"We don't always see that there's a massive industry behind our food that not only is poisoning the ground and poisoning the people that are consuming the products by killing them with pesticides, but also is dependent on this massive labor force that is oftentimes invisible and oftentimes mistreated, and essentially it boils down to modern-day slavery. It's really important to acknowledge and humanize the people that are literally putting their hands on the ground to feed all of us and just to be grateful for them", Salazar - Caro

Alfredo Salazar-Caro is a creator living/working between Mexico City, NYC, and Online. His works are an amalgamation of portraiture, installation/sculpture, documentary, video, and VR/AR. 


Salazar-Caro is co-creator and creative director of DiMoDA, The Digital Museum of Digital Art. DiMoDA is a groundbreaking project that functions as a VR institution and exhibition platform dedicated to the development of XR Art.

The installation is a visual poem meant to honor and uplift the agricultural workers across the US coming from the Latin diaspora. It highlights corn given that it is one of the most prevalent crops in the US with an interesting history, considering how corn was one of the most important crops for Indigenous people across this continent. And now it is one of the most damaging crops especially as migrant workers are oftentimes abused in this industry.  The piece illustrates how the prioritization of corporate profit in the agricultural industry stands in the way of progress when it comes to workers' rights, food safety & the environment. 

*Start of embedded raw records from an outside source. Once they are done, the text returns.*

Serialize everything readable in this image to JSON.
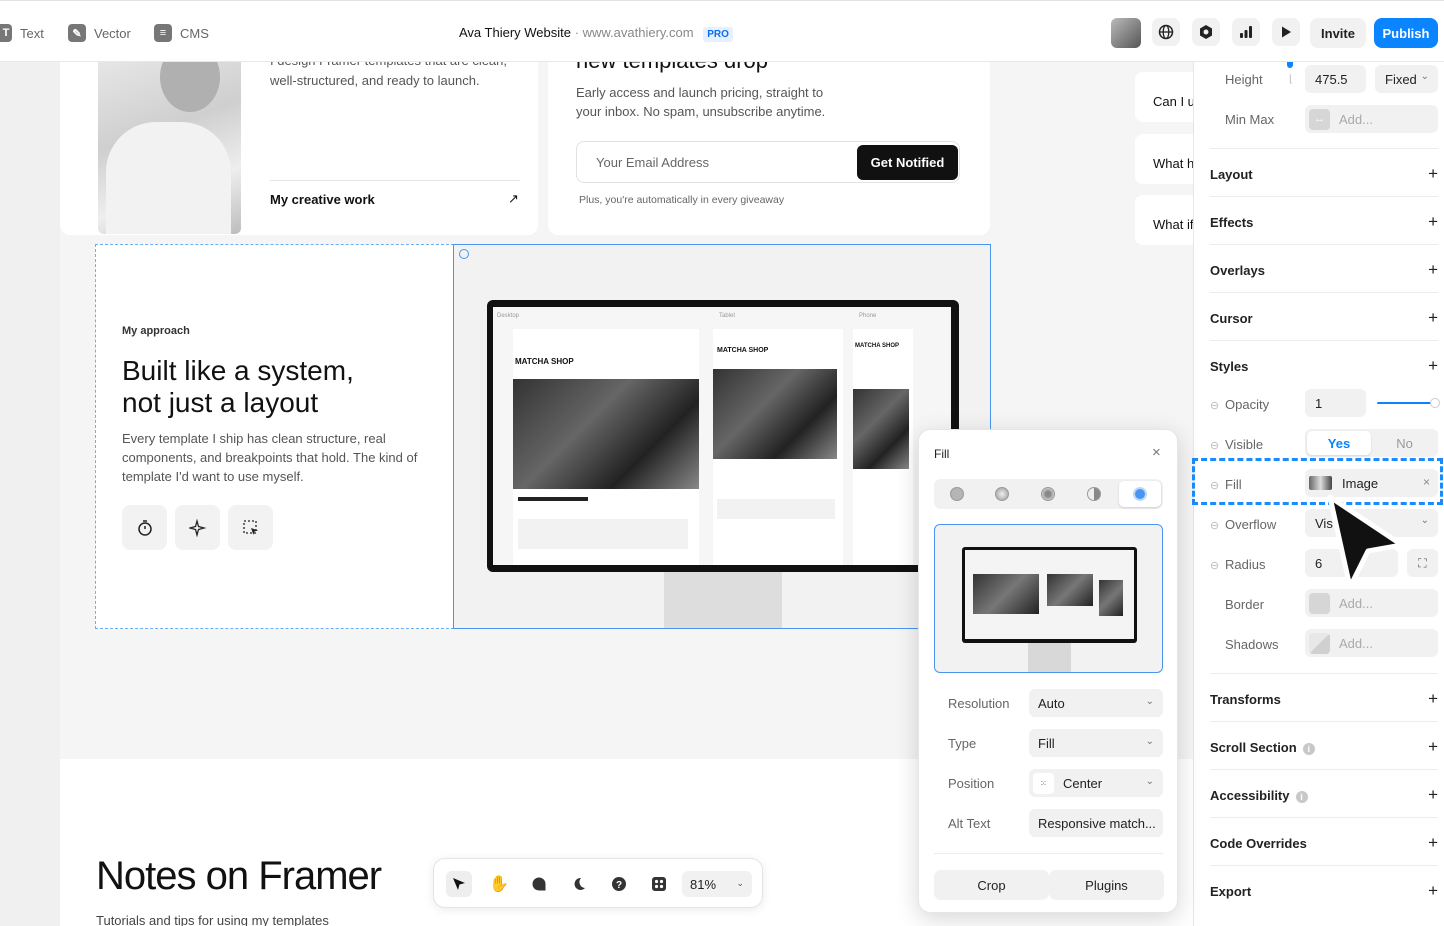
{
  "toolbar": {
    "tools": [
      {
        "label": "Text",
        "icon": "text-icon"
      },
      {
        "label": "Vector",
        "icon": "pen-icon"
      },
      {
        "label": "CMS",
        "icon": "database-icon"
      }
    ],
    "site_name": "Ava Thiery Website",
    "separator": "·",
    "site_url": "www.avathiery.com",
    "plan_badge": "PRO",
    "invite_label": "Invite",
    "publish_label": "Publish"
  },
  "canvas": {
    "intro_partial": "I design Framer templates that are clean,",
    "intro_rest": "well-structured, and ready to launch.",
    "creative_link": "My creative work",
    "creative_arrow": "↗",
    "newsletter_heading_partial": "new templates drop",
    "newsletter_body": "Early access and launch pricing, straight to your inbox. No spam, unsubscribe anytime.",
    "email_placeholder": "Your Email Address",
    "notify_button": "Get Notified",
    "giveaway_note": "Plus, you're automatically in every giveaway",
    "approach_label": "My approach",
    "approach_title_line1": "Built like a system,",
    "approach_title_line2": "not just a layout",
    "approach_body": "Every template I ship has clean structure, real components, and breakpoints that hold. The kind of template I'd want to use myself.",
    "notes_title": "Notes on Framer",
    "notes_subtitle": "Tutorials and tips for using my templates",
    "faq_items": [
      "Can I u",
      "What h",
      "What if"
    ],
    "mockup": {
      "columns": [
        "Desktop",
        "Tablet",
        "Phone"
      ],
      "shop_title": "MATCHA SHOP"
    }
  },
  "bottom_toolbar": {
    "zoom": "81%"
  },
  "panel": {
    "height_label": "Height",
    "height_value": "475.5",
    "height_mode": "Fixed",
    "minmax_label": "Min Max",
    "minmax_placeholder": "Add...",
    "sections_top": [
      "Layout",
      "Effects",
      "Overlays",
      "Cursor",
      "Styles"
    ],
    "opacity_label": "Opacity",
    "opacity_value": "1",
    "visible_label": "Visible",
    "visible_yes": "Yes",
    "visible_no": "No",
    "fill_label": "Fill",
    "fill_value": "Image",
    "overflow_label": "Overflow",
    "overflow_value": "Vis",
    "radius_label": "Radius",
    "radius_value": "6",
    "border_label": "Border",
    "border_placeholder": "Add...",
    "shadows_label": "Shadows",
    "shadows_placeholder": "Add...",
    "sections_bottom": [
      {
        "label": "Transforms",
        "info": false
      },
      {
        "label": "Scroll Section",
        "info": true
      },
      {
        "label": "Accessibility",
        "info": true
      },
      {
        "label": "Code Overrides",
        "info": false
      },
      {
        "label": "Export",
        "info": false
      }
    ],
    "plus": "+"
  },
  "fill_popover": {
    "title": "Fill",
    "close": "×",
    "resolution_label": "Resolution",
    "resolution_value": "Auto",
    "type_label": "Type",
    "type_value": "Fill",
    "position_label": "Position",
    "position_value": "Center",
    "alt_label": "Alt Text",
    "alt_value": "Responsive match...",
    "crop_label": "Crop",
    "plugins_label": "Plugins"
  },
  "colors": {
    "accent": "#0a84ff",
    "selection": "#4a95f0",
    "highlight_dashed": "#1a8cff"
  }
}
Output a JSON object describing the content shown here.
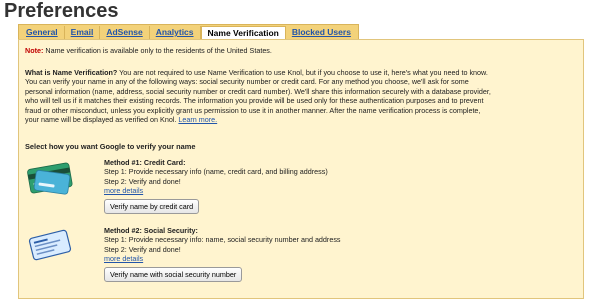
{
  "page": {
    "title": "Preferences"
  },
  "tabs": [
    {
      "label": "General",
      "active": false
    },
    {
      "label": "Email",
      "active": false
    },
    {
      "label": "AdSense",
      "active": false
    },
    {
      "label": "Analytics",
      "active": false
    },
    {
      "label": "Name Verification",
      "active": true
    },
    {
      "label": "Blocked Users",
      "active": false
    }
  ],
  "note": {
    "label": "Note:",
    "text": "Name verification is available only to the residents of the United States."
  },
  "about": {
    "heading": "What is Name Verification?",
    "line1": "You are not required to use Name Verification to use Knol, but if you choose to use it, here's what you need to know.",
    "line2": "You can verify your name in any of the following ways: social security number or credit card. For any method you choose, we'll ask for some",
    "line3": "personal information (name, address, social security number or credit card number). We'll share this information securely with a database provider,",
    "line4": "who will tell us if it matches their existing records. The information you provide will be used only for these authentication purposes and to prevent",
    "line5": "fraud or other misconduct, unless you explicitly grant us permission to use it in another manner. After the name verification process is complete,",
    "line6": "your name will be displayed as verified on Knol.",
    "learn_more": "Learn more."
  },
  "select_label": "Select how you want Google to verify your name",
  "methods": [
    {
      "title": "Method #1: Credit Card:",
      "step1": "Step 1: Provide necessary info (name, credit card, and billing address)",
      "step2": "Step 2: Verify and done!",
      "details": "more details",
      "button": "Verify name by credit card",
      "icon": "credit-card-icon"
    },
    {
      "title": "Method #2: Social Security:",
      "step1": "Step 1: Provide necessary info: name, social security number and address",
      "step2": "Step 2: Verify and done!",
      "details": "more details",
      "button": "Verify name with social security number",
      "icon": "social-security-card-icon"
    }
  ],
  "colors": {
    "panel_bg": "#fff4cf",
    "tab_bar": "#f3d27a",
    "link": "#2255aa",
    "note": "#c00000"
  }
}
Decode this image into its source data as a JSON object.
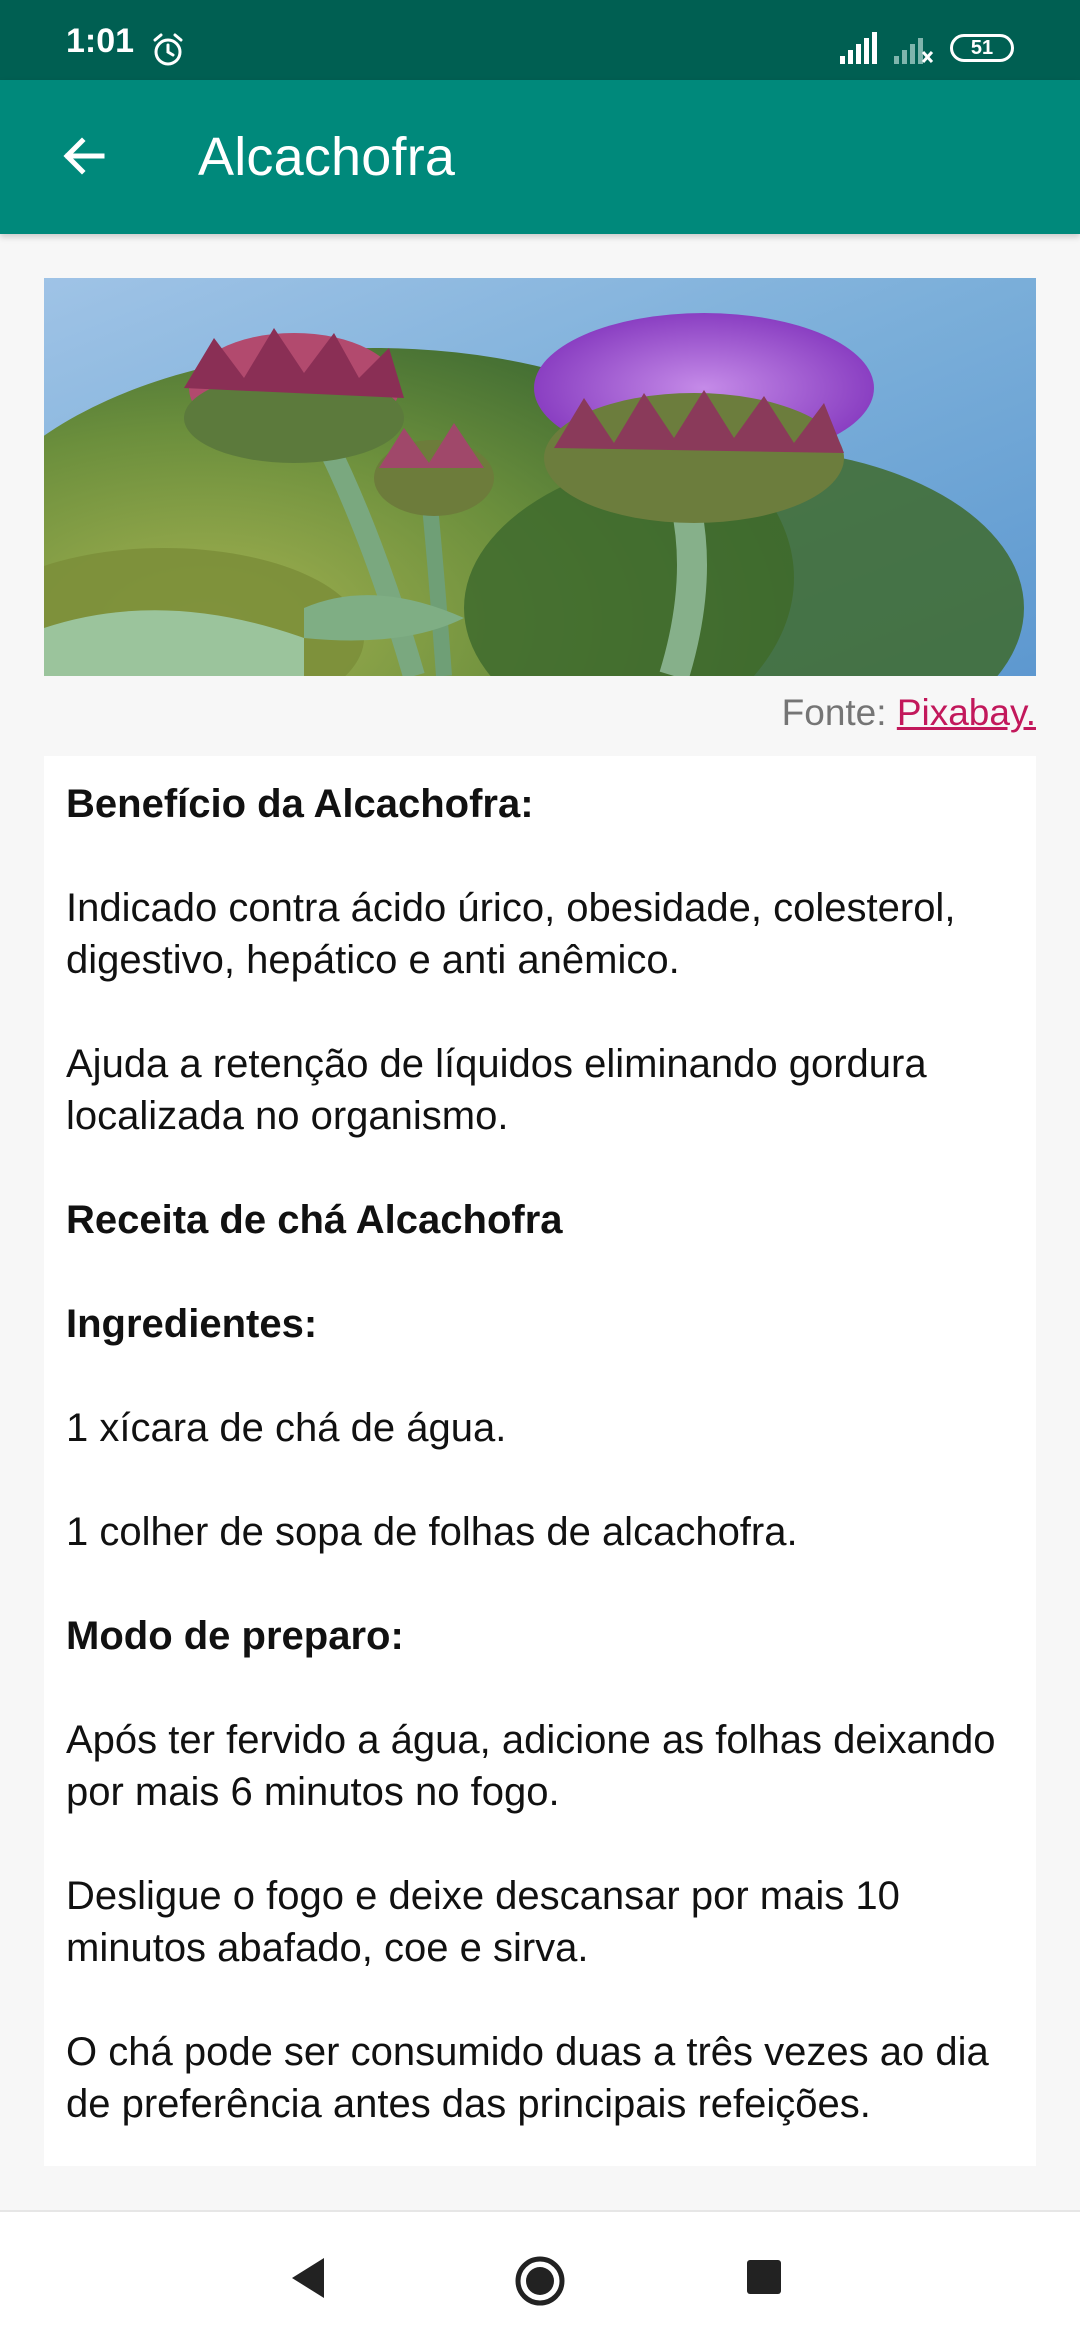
{
  "status_bar": {
    "time": "1:01",
    "battery": "51",
    "icons": [
      "alarm-icon",
      "signal-icon",
      "signal-off-icon",
      "battery-icon"
    ]
  },
  "app_bar": {
    "title": "Alcachofra",
    "back_icon": "arrow-back-icon"
  },
  "image": {
    "subject": "artichoke-flower-photo",
    "caption_prefix": "Fonte:",
    "caption_link": "Pixabay."
  },
  "content": {
    "benefit_heading": "Benefício da Alcachofra:",
    "benefit_p1": "Indicado contra ácido úrico, obesidade, colesterol, digestivo, hepático e anti anêmico.",
    "benefit_p2": "Ajuda a retenção de líquidos eliminando gordura localizada no organismo.",
    "recipe_heading": "Receita de chá Alcachofra",
    "ingredients_heading": "Ingredientes:",
    "ingredient_1": "1 xícara de chá de água.",
    "ingredient_2": "1 colher de sopa de folhas de alcachofra.",
    "method_heading": "Modo de preparo:",
    "method_p1": "Após ter fervido a água, adicione as folhas deixando por mais 6 minutos no fogo.",
    "method_p2": "Desligue o fogo e deixe descansar por mais 10 minutos abafado, coe e sirva.",
    "method_p3": "O chá pode ser consumido duas a três vezes ao dia de preferência antes das principais refeições."
  },
  "colors": {
    "status_bar": "#005f52",
    "app_bar": "#00897b",
    "link": "#c2185b"
  }
}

You can experience the installation by downloading the ICAR AR  app and heading over to the Department of Agriculture


You can view the artist's portfolio below